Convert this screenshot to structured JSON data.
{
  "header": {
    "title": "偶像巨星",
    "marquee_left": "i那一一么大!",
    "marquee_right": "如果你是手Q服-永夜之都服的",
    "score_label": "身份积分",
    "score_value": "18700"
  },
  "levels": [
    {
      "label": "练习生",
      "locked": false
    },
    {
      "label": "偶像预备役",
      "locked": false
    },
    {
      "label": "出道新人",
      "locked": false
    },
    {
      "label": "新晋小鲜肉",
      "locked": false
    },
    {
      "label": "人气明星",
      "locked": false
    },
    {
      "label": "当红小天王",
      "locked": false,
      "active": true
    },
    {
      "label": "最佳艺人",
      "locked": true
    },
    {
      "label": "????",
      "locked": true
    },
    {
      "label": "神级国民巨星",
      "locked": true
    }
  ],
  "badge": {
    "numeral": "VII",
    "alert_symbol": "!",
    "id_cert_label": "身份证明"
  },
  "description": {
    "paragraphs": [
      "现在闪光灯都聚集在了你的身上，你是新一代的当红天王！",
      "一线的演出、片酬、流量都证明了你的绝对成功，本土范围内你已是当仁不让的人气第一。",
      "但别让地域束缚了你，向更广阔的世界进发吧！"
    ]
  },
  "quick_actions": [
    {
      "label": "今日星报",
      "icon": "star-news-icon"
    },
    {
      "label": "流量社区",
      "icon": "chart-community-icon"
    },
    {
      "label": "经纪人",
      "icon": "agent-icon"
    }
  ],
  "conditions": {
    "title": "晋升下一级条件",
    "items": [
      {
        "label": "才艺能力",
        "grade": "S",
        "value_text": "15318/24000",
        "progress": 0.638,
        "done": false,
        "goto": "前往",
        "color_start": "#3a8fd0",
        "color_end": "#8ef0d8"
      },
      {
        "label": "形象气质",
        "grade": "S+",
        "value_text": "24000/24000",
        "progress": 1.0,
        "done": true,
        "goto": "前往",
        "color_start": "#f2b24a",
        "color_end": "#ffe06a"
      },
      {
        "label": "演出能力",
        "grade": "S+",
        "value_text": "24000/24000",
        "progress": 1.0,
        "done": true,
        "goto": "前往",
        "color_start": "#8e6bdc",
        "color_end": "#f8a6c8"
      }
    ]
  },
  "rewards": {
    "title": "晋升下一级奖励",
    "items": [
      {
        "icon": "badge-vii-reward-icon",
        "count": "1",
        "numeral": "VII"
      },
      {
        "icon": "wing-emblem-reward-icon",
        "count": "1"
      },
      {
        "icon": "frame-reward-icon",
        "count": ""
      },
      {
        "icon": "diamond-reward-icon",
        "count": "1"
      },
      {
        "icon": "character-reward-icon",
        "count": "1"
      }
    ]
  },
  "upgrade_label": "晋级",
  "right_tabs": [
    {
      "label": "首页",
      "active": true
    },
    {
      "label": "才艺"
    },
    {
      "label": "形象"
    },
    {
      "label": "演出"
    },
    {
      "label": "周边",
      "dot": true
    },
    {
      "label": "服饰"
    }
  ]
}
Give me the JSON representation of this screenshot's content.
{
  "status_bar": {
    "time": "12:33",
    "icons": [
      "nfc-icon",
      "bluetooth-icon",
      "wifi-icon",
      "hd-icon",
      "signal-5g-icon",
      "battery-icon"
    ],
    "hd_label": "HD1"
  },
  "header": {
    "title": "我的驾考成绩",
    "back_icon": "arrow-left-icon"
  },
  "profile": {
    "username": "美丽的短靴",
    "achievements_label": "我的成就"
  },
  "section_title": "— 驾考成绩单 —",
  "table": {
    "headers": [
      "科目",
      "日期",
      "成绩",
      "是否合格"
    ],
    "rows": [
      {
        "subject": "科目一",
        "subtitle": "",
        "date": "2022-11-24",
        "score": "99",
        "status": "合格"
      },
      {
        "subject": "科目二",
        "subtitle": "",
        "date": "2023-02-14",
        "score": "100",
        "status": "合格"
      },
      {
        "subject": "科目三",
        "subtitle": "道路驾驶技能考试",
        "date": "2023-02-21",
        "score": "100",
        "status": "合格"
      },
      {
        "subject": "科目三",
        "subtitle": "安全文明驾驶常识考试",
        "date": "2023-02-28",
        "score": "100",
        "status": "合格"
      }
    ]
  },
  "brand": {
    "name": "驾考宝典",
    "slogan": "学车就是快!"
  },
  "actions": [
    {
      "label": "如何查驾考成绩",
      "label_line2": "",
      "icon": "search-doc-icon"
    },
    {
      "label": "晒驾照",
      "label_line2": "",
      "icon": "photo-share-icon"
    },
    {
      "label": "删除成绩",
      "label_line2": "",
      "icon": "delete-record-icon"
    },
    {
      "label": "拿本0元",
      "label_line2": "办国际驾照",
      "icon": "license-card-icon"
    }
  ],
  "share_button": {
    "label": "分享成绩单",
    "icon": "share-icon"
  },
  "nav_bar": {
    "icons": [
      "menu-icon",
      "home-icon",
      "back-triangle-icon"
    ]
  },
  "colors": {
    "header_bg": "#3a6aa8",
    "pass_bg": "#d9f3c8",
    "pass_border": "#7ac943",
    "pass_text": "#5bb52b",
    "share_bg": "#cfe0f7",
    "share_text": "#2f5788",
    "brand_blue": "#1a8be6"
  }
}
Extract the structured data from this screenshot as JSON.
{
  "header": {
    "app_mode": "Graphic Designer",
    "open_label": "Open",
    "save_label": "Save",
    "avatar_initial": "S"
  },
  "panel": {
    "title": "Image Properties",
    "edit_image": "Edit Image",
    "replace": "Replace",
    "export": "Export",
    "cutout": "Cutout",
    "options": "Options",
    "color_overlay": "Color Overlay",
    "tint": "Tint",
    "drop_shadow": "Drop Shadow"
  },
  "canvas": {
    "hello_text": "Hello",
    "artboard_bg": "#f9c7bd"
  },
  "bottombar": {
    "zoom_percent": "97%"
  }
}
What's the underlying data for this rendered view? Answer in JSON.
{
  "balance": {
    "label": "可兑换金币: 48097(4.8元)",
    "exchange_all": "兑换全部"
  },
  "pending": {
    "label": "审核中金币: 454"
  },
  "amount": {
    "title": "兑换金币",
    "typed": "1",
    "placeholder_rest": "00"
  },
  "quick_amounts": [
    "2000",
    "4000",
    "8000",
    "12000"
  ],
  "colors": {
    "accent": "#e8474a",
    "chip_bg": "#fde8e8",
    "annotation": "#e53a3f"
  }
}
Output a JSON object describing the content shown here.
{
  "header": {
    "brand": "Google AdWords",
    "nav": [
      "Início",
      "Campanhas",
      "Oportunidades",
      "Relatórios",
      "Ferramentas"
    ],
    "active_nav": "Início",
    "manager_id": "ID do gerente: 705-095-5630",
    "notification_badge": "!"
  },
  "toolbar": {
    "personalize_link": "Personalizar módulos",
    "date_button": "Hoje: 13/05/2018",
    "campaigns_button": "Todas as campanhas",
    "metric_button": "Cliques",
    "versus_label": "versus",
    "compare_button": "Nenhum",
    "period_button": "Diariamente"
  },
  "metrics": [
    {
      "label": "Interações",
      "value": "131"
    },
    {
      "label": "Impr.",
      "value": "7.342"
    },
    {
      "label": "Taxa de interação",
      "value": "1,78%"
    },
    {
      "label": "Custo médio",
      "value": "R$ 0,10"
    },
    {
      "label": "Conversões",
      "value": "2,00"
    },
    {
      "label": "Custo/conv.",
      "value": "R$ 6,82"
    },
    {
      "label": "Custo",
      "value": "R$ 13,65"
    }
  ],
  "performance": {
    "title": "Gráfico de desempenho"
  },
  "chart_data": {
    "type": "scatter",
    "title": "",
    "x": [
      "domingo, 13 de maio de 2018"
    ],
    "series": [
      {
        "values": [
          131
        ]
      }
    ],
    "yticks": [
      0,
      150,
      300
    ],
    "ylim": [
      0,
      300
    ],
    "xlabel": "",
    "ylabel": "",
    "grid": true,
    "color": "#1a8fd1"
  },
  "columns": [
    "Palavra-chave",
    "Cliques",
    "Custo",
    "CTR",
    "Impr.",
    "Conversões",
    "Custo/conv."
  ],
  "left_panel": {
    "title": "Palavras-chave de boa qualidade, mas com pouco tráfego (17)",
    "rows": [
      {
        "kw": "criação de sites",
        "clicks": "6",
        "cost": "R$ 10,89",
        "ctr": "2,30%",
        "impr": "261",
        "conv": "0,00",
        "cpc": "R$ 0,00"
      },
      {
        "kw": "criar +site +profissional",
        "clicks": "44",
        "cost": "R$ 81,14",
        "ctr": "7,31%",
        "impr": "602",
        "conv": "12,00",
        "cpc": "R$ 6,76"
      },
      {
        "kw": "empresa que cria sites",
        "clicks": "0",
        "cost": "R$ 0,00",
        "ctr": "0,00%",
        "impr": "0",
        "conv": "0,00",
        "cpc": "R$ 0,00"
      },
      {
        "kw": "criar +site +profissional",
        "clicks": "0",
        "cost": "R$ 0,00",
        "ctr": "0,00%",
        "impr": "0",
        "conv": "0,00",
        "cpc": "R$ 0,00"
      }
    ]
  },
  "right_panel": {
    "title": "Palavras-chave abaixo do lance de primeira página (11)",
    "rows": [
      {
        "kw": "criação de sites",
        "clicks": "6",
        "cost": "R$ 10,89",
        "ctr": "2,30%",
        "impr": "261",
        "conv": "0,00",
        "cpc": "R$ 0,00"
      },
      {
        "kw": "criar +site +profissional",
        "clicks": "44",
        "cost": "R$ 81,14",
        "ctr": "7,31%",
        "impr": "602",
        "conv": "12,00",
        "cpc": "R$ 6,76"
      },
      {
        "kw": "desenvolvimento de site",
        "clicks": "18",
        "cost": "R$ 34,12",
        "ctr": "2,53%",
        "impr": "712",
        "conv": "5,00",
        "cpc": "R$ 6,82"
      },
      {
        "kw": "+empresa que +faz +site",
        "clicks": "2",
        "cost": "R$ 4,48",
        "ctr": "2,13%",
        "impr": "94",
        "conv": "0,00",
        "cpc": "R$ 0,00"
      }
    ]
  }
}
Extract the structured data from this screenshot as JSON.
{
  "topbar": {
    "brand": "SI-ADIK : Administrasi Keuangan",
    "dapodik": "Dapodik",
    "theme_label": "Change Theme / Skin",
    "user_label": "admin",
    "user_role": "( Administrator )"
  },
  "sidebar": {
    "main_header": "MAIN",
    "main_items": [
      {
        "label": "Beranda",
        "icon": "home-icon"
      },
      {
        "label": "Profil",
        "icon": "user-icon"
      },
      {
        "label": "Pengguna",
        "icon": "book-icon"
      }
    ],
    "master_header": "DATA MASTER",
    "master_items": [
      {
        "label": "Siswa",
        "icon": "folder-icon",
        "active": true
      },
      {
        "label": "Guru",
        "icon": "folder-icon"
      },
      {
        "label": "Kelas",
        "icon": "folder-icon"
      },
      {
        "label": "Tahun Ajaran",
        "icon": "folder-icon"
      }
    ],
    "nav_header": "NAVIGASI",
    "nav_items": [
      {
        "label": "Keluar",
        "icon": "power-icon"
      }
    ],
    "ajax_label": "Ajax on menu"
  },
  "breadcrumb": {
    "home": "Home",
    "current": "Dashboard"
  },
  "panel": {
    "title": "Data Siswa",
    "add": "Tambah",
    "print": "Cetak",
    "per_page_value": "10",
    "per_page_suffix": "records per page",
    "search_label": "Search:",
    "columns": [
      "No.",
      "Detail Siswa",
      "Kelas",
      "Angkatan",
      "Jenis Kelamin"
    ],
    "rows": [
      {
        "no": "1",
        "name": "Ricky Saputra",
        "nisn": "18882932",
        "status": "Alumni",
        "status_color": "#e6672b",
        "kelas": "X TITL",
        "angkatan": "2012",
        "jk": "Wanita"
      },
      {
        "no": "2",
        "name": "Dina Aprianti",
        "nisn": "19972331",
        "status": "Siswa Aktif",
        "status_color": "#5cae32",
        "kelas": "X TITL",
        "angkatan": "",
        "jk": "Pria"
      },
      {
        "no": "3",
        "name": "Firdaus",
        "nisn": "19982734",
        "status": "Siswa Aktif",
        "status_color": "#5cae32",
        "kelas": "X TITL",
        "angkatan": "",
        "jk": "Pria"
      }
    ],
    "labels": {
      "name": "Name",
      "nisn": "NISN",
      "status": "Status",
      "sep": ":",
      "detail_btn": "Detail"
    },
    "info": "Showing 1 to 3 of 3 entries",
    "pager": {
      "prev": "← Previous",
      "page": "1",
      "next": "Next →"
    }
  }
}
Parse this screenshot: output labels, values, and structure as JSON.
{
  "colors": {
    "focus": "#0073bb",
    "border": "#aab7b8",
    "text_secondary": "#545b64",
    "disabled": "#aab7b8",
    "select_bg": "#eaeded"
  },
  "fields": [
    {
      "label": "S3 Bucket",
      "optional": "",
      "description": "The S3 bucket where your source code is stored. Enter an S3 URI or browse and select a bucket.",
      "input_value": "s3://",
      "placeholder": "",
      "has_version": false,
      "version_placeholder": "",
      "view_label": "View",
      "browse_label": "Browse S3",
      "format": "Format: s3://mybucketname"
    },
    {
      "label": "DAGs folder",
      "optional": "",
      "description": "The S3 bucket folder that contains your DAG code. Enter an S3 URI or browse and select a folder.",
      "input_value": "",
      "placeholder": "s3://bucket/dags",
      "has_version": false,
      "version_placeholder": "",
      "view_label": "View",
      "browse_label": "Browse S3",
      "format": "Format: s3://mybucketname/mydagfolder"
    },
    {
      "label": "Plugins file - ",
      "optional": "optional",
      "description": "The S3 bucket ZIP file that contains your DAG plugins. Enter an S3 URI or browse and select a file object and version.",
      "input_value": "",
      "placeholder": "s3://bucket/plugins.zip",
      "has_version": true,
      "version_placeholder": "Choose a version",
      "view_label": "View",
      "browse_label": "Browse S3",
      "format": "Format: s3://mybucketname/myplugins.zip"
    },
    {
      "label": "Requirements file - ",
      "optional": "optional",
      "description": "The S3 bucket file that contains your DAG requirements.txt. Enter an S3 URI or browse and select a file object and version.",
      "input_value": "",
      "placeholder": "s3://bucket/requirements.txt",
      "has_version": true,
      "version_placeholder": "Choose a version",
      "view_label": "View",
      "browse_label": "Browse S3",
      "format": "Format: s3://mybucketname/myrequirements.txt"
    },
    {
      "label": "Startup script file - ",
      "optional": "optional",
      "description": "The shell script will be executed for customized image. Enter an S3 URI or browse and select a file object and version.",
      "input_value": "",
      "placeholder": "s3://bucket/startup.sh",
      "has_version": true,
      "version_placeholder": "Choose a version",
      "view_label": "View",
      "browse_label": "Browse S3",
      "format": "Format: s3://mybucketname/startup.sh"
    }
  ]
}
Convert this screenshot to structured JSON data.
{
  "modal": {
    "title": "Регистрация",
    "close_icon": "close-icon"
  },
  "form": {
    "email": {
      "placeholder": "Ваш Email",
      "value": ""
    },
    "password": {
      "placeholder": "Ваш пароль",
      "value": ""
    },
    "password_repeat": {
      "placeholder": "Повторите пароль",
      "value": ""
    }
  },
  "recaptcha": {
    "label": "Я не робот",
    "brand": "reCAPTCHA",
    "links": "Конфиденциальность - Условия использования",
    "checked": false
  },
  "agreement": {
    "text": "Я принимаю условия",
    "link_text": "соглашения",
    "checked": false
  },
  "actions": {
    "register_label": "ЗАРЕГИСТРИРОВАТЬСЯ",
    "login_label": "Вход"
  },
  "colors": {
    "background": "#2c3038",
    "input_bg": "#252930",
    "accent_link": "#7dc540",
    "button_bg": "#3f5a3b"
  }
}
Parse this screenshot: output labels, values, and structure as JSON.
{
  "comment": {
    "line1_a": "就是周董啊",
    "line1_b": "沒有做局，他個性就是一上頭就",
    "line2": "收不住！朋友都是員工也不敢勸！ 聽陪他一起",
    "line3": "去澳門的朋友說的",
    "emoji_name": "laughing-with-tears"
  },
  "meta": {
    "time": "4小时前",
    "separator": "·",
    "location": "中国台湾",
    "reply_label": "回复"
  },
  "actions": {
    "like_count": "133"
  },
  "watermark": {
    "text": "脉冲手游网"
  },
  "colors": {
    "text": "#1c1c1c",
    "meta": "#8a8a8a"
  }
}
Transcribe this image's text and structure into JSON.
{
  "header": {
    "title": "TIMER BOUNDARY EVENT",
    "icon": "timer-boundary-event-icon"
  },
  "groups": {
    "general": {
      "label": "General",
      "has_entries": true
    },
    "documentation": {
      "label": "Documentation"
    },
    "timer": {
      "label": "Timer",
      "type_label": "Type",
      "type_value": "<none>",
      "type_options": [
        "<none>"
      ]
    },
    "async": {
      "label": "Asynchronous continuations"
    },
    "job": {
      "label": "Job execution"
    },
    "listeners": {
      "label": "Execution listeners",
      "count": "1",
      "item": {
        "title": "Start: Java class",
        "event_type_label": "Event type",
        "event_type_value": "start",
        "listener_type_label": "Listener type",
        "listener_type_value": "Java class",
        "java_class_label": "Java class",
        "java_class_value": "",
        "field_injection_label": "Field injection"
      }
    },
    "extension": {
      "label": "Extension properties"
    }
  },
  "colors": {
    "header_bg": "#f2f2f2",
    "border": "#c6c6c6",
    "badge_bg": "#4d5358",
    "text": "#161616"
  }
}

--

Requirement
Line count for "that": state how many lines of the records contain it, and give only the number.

Solution to the exercise
3